▸ **TASK STATEMENT**: Your answer should contain each record from the listing, repeated exactly.

########################################

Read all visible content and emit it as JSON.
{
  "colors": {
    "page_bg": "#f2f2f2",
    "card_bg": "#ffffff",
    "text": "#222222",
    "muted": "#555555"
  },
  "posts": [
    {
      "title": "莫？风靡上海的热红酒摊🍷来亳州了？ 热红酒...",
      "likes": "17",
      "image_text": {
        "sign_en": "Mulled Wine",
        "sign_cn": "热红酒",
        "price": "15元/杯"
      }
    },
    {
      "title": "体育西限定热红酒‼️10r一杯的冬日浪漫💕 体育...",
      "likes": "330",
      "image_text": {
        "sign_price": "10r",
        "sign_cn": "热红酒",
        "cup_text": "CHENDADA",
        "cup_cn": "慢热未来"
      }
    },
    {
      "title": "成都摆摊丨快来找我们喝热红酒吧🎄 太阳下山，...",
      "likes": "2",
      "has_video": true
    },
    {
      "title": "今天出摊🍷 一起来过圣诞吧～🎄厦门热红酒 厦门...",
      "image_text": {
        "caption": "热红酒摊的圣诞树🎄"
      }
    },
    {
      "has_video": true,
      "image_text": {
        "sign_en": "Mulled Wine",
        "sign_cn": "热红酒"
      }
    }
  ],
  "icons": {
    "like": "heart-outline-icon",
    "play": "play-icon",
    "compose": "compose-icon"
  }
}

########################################

▸ **RESPONSE BOX**:
Read all visible content and emit it as JSON.
{
  "colors": {
    "page_bg": "#f2f2f2",
    "card_bg": "#ffffff",
    "text": "#222222",
    "muted": "#555555"
  },
  "posts": [
    {
      "title": "莫？风靡上海的热红酒摊🍷来亳州了？ 热红酒...",
      "likes": "17",
      "image_text": {
        "sign_en": "Mulled Wine",
        "sign_cn": "热红酒",
        "price": "15元/杯"
      }
    },
    {
      "title": "体育西限定热红酒‼️10r一杯的冬日浪漫💕 体育...",
      "likes": "330",
      "image_text": {
        "sign_price": "10r",
        "sign_cn": "热红酒",
        "cup_text": "CHENDADA",
        "cup_cn": "慢热未来"
      }
    },
    {
      "title": "成都摆摊丨快来找我们喝热红酒吧🎄 太阳下山，...",
      "likes": "2",
      "has_video": true
    },
    {
      "title": "今天出摊🍷 一起来过圣诞吧～🎄厦门热红酒 厦门...",
      "image_text": {
        "caption": "热红酒摊的圣诞树🎄"
      }
    },
    {
      "has_video": true,
      "image_text": {
        "sign_en": "Mulled Wine",
        "sign_cn": "热红酒"
      }
    }
  ],
  "icons": {
    "like": "heart-outline-icon",
    "play": "play-icon",
    "compose": "compose-icon"
  }
}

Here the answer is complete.